It was meant as a crowning moment for a
long-promised technology designed to create a wireless link among
different devices around the home or office.
But instead, the "Bluetooth" demonstration at the world's
biggest computer and electronics show turned into an embarrassing
flop when 100 transmitters equipped with the short-range radio
technology failed to transform a convention hall into a wireless
data network for visitors with palmtop computers.
The ill-fated bid to create the world's biggest Bluetooth
network at this year's CeBIT trade fair underscored the many
obstacles that still plague the two-year-old technology.
Bluetooth is seriously hobbled by a lack of standardized code,
which means that devices of different brands often can't
communicate with each other a big flaw for a technology hailed as
the next step in computer interconnectivity.

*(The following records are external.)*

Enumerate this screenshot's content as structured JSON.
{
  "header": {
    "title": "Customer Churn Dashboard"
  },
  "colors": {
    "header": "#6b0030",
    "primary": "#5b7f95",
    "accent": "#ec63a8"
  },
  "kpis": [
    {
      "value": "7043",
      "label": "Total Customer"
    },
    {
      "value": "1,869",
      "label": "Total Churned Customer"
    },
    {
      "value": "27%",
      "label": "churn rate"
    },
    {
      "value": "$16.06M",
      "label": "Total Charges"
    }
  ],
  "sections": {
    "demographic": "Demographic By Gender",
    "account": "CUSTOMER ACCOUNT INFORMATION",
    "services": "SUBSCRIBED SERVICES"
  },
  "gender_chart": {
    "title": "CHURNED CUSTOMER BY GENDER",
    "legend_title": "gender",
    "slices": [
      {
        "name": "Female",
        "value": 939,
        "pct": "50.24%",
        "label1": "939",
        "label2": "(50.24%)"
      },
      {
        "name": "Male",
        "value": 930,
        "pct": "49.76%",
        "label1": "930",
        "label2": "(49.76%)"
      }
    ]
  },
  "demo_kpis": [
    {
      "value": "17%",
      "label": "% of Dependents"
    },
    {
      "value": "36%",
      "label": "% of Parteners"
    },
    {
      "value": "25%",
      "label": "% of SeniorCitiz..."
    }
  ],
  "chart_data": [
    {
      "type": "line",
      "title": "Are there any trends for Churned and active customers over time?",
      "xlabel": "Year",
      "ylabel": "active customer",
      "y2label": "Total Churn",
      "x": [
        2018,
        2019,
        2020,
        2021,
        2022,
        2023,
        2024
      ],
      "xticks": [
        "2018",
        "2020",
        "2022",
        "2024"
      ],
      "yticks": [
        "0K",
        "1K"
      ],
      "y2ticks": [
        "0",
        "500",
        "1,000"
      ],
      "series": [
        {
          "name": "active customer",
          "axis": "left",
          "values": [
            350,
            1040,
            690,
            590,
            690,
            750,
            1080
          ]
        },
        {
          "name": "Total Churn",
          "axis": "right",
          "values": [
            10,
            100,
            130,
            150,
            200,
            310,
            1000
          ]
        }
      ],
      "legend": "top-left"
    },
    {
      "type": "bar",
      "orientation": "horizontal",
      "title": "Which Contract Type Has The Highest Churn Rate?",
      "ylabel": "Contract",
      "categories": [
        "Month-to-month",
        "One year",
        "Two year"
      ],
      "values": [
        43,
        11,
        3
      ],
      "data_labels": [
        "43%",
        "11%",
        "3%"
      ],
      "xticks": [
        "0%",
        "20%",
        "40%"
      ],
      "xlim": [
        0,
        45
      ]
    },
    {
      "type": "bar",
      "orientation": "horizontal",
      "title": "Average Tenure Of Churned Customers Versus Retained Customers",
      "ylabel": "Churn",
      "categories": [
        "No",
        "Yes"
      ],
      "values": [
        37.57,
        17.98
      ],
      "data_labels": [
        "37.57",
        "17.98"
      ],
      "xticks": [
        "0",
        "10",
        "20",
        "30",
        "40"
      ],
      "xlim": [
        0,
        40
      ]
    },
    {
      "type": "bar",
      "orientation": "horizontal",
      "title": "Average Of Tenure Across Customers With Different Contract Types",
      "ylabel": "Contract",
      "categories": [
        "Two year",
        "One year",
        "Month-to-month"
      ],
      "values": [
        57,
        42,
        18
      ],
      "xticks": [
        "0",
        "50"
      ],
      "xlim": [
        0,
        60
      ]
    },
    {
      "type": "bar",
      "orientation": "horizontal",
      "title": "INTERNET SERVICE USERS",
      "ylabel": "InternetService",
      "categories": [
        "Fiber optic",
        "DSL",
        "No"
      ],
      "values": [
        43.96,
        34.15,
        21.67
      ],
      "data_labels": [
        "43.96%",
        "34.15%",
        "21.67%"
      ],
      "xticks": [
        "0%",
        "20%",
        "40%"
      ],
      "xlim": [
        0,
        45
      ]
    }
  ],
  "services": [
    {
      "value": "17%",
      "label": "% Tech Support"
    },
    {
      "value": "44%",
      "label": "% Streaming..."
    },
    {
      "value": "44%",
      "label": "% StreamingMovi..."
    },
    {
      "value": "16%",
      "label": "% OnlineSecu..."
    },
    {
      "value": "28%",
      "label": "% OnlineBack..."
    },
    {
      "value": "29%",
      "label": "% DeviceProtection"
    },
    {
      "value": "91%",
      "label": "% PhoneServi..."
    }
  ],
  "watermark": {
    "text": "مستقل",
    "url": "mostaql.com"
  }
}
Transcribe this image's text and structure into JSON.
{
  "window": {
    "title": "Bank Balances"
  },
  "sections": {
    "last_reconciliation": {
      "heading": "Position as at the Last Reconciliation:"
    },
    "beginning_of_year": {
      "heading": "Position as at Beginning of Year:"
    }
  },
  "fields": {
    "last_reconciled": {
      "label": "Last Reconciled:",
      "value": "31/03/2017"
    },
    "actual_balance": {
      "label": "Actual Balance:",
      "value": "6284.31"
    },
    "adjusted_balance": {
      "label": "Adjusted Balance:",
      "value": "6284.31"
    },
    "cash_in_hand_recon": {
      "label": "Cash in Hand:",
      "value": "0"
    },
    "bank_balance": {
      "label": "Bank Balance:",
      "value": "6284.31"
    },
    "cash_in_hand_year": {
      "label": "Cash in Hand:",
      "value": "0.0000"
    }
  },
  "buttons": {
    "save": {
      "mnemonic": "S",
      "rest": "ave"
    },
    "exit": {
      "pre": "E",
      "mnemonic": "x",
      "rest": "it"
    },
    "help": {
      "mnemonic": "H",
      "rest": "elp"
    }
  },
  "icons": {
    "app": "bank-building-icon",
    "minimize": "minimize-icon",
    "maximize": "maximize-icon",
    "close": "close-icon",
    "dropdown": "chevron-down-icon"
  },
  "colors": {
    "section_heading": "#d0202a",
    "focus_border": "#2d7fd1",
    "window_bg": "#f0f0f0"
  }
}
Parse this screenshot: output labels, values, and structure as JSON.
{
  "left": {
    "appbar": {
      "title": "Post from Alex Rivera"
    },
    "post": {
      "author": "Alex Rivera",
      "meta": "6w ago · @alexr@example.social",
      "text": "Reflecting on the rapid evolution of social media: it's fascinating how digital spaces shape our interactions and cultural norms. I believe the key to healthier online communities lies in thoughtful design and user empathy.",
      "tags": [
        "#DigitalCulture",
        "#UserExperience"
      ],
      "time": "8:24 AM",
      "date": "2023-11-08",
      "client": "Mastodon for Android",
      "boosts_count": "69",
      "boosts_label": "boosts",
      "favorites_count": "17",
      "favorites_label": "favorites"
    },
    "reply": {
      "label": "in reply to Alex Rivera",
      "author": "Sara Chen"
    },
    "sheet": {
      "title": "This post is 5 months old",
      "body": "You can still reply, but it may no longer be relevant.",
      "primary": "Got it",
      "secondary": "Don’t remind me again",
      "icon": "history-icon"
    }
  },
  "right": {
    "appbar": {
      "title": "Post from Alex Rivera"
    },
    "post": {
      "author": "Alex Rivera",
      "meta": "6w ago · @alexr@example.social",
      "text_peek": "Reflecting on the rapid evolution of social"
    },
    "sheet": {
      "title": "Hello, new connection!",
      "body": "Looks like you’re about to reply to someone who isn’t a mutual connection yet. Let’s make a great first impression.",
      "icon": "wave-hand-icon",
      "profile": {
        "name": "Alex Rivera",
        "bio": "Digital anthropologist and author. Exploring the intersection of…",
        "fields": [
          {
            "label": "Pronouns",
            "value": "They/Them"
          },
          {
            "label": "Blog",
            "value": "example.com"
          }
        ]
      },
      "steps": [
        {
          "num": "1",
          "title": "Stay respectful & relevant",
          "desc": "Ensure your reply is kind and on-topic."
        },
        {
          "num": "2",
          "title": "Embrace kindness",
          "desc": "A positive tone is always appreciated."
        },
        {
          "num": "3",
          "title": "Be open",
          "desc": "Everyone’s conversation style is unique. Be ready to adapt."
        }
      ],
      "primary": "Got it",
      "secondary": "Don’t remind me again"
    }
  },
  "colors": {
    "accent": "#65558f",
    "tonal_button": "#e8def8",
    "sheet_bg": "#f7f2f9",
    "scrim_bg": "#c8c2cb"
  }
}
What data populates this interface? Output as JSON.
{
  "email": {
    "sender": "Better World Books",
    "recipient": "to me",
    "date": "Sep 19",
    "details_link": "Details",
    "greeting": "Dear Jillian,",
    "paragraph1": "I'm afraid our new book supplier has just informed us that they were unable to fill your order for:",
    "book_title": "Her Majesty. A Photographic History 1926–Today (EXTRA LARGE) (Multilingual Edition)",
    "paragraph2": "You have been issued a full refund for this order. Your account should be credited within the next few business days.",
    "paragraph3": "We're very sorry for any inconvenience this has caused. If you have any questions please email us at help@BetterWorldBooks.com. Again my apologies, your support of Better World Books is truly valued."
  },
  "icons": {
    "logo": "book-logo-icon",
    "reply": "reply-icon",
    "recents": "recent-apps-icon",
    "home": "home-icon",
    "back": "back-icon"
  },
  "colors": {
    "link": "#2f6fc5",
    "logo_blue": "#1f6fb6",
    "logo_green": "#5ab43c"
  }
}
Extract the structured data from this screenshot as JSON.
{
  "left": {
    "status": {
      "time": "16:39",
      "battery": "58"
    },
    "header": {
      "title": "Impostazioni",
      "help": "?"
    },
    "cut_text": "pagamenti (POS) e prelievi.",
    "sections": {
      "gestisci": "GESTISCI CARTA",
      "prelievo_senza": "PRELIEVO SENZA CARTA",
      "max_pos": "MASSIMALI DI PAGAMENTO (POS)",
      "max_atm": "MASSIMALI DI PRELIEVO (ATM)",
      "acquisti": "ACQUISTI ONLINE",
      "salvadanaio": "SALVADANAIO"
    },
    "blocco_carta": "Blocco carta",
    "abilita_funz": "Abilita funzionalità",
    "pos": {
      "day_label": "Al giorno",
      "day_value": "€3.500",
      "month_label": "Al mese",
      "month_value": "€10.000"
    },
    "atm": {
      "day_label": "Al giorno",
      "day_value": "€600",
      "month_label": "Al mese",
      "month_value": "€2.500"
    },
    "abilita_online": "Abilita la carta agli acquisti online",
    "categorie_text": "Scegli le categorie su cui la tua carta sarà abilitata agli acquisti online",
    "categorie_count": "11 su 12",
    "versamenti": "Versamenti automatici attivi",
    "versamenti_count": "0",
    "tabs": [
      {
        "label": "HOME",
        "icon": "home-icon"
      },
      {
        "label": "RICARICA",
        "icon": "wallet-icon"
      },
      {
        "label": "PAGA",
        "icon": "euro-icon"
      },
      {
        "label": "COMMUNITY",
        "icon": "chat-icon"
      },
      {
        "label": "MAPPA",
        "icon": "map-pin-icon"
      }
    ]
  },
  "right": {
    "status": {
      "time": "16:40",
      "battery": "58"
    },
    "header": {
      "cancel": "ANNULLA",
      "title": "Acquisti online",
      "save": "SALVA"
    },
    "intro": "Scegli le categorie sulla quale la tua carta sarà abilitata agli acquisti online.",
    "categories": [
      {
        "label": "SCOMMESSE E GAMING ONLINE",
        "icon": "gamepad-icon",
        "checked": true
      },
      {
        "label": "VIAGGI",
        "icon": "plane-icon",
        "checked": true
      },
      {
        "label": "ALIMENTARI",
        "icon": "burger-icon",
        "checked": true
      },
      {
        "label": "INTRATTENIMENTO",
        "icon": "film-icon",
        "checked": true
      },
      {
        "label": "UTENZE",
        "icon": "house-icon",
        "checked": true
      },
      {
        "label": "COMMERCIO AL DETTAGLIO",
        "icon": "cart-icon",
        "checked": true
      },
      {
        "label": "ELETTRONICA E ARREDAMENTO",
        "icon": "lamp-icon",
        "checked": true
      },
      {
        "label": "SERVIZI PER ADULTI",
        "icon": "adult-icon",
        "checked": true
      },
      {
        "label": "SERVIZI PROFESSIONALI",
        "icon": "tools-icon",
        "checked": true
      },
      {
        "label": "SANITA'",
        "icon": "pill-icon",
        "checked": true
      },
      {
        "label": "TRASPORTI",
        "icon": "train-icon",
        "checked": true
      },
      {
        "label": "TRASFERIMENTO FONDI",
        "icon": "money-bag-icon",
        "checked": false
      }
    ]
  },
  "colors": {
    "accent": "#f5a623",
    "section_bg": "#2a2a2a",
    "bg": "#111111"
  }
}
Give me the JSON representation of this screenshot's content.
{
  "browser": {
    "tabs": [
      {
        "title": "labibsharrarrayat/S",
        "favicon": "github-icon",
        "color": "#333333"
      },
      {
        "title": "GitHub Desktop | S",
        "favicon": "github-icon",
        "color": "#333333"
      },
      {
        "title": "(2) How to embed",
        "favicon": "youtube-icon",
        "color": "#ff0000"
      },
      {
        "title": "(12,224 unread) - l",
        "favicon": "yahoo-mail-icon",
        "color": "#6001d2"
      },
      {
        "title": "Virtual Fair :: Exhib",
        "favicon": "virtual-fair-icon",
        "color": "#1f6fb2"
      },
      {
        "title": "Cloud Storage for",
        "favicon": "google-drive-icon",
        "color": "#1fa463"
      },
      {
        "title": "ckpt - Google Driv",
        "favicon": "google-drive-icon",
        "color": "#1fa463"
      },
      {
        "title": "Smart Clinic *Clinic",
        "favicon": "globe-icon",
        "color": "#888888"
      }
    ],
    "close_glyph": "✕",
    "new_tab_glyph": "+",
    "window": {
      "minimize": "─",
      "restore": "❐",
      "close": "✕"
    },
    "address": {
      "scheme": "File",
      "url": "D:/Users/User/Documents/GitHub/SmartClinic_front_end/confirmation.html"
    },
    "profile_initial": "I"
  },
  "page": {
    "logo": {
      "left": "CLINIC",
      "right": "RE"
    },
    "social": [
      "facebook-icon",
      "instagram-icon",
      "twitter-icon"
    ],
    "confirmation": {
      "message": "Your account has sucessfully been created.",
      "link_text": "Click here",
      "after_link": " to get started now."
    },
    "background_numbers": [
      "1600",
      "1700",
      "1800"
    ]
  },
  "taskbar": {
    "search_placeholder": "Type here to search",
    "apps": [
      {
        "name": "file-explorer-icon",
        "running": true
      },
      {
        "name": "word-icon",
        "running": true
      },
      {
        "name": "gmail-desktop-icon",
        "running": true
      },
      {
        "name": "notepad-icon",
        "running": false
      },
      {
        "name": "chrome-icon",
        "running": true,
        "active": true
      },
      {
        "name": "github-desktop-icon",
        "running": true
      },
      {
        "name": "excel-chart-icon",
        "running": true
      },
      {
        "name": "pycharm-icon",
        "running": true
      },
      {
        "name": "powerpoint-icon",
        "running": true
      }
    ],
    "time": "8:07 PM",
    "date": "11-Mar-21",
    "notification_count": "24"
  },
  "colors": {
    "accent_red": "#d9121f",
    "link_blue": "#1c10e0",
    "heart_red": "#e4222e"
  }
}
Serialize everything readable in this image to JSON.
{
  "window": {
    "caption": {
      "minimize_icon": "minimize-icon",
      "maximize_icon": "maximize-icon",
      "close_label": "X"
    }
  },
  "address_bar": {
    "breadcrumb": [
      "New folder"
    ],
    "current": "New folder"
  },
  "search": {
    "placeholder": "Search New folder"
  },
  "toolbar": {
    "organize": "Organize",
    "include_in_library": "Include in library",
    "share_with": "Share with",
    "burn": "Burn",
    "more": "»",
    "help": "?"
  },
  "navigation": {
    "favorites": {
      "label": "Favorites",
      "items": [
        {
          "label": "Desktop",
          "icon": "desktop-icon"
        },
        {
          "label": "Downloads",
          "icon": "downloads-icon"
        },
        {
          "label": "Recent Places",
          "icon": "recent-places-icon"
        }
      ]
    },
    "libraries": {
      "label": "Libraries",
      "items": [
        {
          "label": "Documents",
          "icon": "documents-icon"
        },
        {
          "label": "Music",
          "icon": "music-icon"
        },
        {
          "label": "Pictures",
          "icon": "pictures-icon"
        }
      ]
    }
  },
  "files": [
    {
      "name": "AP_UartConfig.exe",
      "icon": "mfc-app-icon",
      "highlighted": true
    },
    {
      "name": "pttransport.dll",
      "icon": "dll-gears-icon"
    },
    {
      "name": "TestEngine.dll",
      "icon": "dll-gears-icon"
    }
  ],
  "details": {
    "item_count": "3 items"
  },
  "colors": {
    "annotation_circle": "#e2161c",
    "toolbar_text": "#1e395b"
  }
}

A new standardized
version of Bluetooth has been developed, but the first gadgets
using it won't be ready until later this spring, and there is no
guarantee that existing Bluetooth devices will be compatible with
the new version.
But such problems have done little to dim enthusiasm among
high-tech companies, many of which latched onto Bluetooth as the
buzz word of CeBIT and keep developing Bluetooth products despite
"If it didn't have problems at the beginning, it wouldn't be
great technology," insisted Ulrich Woessner of German Bluetooth
company Lesswire AG, one of the event's organizers.
Named for a Danish king who unified his kingdoms in Denmark and
Norway, Bluetooth is designed to let computers, mobile phones,
digital cameras almost any electronic gizmo to connect and
The technology is seen as ideal for short-range connections
compared with infrared beams, which require a direct line-of-sight
between the devices and can't travel as far as Bluetooth radio
Companies like Lesswire are developing transmitters that can act
as communication hubs between different gadgets, adding to mobility
by minimizing the tangle of wires and cables.
Virtually all makers of computer hardware and consumer
electronics are beefing up their offerings of Bluetooth-enabled
products. At CeBIT, which began last week and continues this week,
mobile phone leader Nokia introduced its newest Bluetooth handset,
and Hewlett-Packard unveiled a set of computer accessories aimed at
making several printer models Bluetooth compatible. One company,
Anoto AB of Sweden, demonstrated a digital Bluetooth pen that can
transmit handwritten text to a nearby computer or beam it as e-mail
to the user's mobile phone.
The challenge, however, is making sure all Bluetooth products
can communicate with each other.
"At this time, you can say that every Bluetooth product can
have the same problem," admitted Rene Haag of RFI Mobile
Technologies, a company that makes PC cards for home and handheld
computers to make them Bluetooth compatible.
"Right now, the standard is defined, but companies are using
different specifications," Haag said.
That problem torpedoed last week's CeBIT test, when a Bluetooth
card in one of the computer servers failed to communicate with one
of the transmitting devices, Woessner said.
Anoto's Bluetooth pen was not affected by the server problem,
but it exemplifies the interconnectivity problem.
The company says it will hit the stores in December for around
$100 apiece. But besides needing special paper, the cigar-shaped
pens are only compatible with Bluetooth devices made by mobile
phone maker Ericsson. Anoto says that problem will be solved, but
balked at providing details.
"The demo version is only compatible with Ericsson, but the
final version is a different story," Anoto vice president Micco
To make matters worse, Bluetooth is also expensive. A Bluetooth
card for a home computer costs up to $250, even though it may not
be compatible with the gadgets people want to use.
So far, consumer demand for Bluetooth has been anemic due to the
technical problems and the high prices, said Andy Brown, an analyst
with International Data Services, an industry research firm.
But he said companies are jockeying for position now so they can
be ahead of the curve when the standardized code catches on.
"We're just at the beginning of this technology," Haag said.
"With the first deliveries of the new standard, the market should